But suddenly, sitting in class, I was seized by a somewhat contrarian, altogether ridiculous notion: why not write a swashbuckling Fleming-esque crime piece on my hypothetically dastardly escape from Enron, loot in hand? I would sell my shares, pocket millions, assume a new identity and abscond to the Maldives. The vision was tantalizing. Aboard the “401K,” my 60-foot sailing schooner, I would fish tuna and sip daiquiris, my bad-conscience-spurred-tensions deftly massaged out by the expert fingers of my bikini-clad crew. I would consider growing and twirling a villainous moustache.
The romanticized travelogue could have been more than fluff — the intricacies of foreign bank-accounting, the legal and technical ways to cover my tracks and the contents of US extradition treaties (the Maldives has none). But, of course, I copped-out, writing two outlandish paragraphs before quickly coming to my senses: such a pursuit may have been F-worthy.
In many ways, this fallback to formula, this creative catastrophe, is characteristic of the writerly ethos that lies at the heart of academia. In high school, we begin with the classic five-paragraph slog: Introduction and Thesis, Point One, Point Two, Point Three, Thesis Restatement and Conclusion. Following formula, we effectively regurgitate or interestingly restate another thinker’s ideas. We have all, of course, become phenomenally good at this type of essay writing. Otherwise we would not be at Yale.
But even here, in one of the world’s most vaunted centers of innovative thought, our writing often falls into similar patterns and modes, stripping it of originality. The core of a liberal arts degree can be summed up in five words: reading and writing about books. We objectify and distance the material of study, rather than actively engaging with it or using it as a jumping off point for our own mental explorations. Great, profound ideas — which should provoke great, profound responses — become dusty and sterile.
The academic system requires us to temper our writing out of necessity.

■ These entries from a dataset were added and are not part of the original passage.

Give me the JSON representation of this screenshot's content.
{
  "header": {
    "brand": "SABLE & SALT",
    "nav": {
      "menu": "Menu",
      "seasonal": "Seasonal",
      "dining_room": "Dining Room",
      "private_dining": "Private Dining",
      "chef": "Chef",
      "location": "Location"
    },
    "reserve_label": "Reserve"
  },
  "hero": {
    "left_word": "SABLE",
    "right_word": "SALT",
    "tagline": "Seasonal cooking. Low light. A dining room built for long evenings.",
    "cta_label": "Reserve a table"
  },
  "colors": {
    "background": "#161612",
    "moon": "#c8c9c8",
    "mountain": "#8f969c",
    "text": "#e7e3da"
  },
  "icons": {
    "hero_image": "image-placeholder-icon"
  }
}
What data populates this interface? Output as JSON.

In Yale’s intensely competitive pre-professional world, in which our peers are every bit as remarkable as we are and graduate school always seems tempting, we have a thousand reasons not to roll the writerly dice. For perfectionists like us, making a mistake is a terrifying prospect.
Essay writing is a form of practice, we are told — but for what? It would seem that in this system, created by professors, the emphases that steer our writing focus on developing a professorial skill set. And since we are not professors, our formulaic efforts are often structured around stoically mulling over things already said, following the academic script to boredom and tedium.

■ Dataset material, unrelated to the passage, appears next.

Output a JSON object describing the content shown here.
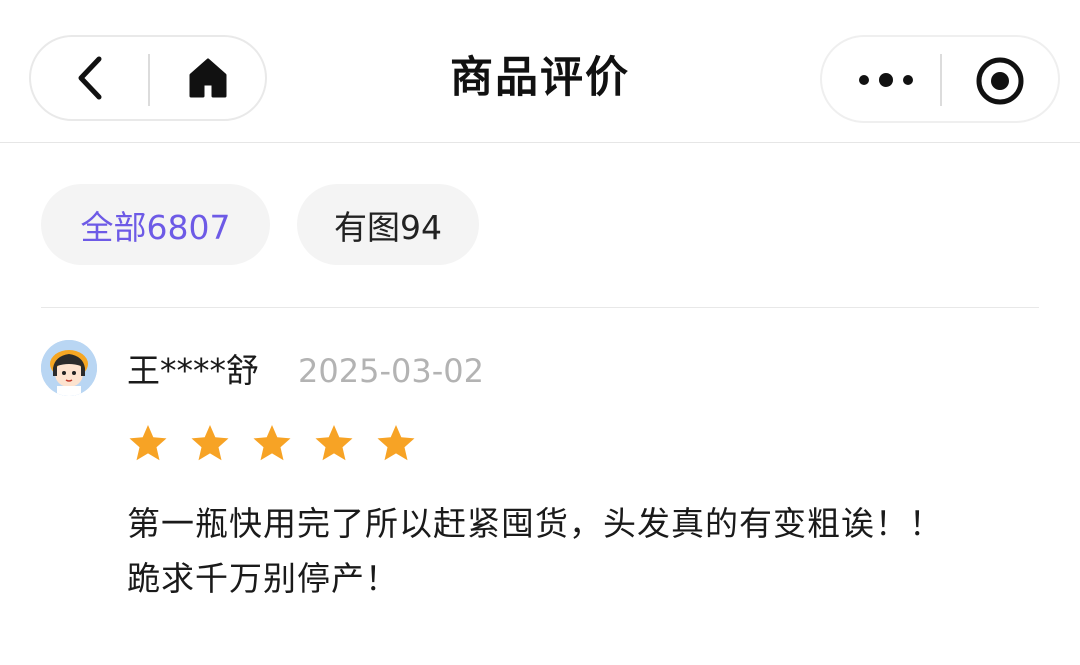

Good grades are achieved by fulfilling all-too-predictable rubrics. As a professor (one of my favorites) wrote in a term paper guidelines sheet, “In these papers, clarity of writing and precision of analysis are more important than creativity, originality, or profundity.” Rationally self-interested, we standardize, pushing our writing into homogeneity. The process distills the creativity out of us, step by step, casting our words — those most fundamental footprints of mind — in rigid molds, limiting us to theses, topic sentences and supporting clauses. We neatly wrap it all up with a concluding paragraph, then check to see that we have fulfilled all of the perfunctory requirements and given our professor exactly what he or she was expecting. This is all profoundly limiting.
Our writing is, for the most part, far too safe.
Personally, I very much enjoy writing a good, thoughtful essay about an interesting subject. The analytical paper is an incredibly important and valuable educational tool. But I think we would all appreciate a little extra room to take a risk or two, to dive into more passionate, exploratory writing. Ideally, the body of written work at a university should be a chaotic arena, a testing ground for novel — even exotic, even ridiculous — ideas, a dynamic laboratory in which experimentation and the commingling of disparate, uninhibited experimental efforts yield truly novel thought.
Indeed, in the real world, the writing that catches fire — that captures attention, hearts and minds — always has an edge; it is writing that crosses a boundary, blazes a trail or opens up new territory. There is no reason to suppose that we are not capable of such writing here, and even less reason to believe that efforts that try and fail to achieve these high goals should be academically punished. It may be impossible to be completely original, but getting in the habit of trying is incredibly valuable. Our professors should encourage risk-taking and experimentation, and we, as students, should give them good reason to, by exercising not only our talents of analysis, but also our freewheeling creativity.
In short, I hope that in the future we will be more free to write something ridiculous; in any case, if others start to do it, it won’t look quite as bad when I finally do.
Alex Klein is a sophomore in Davenport College.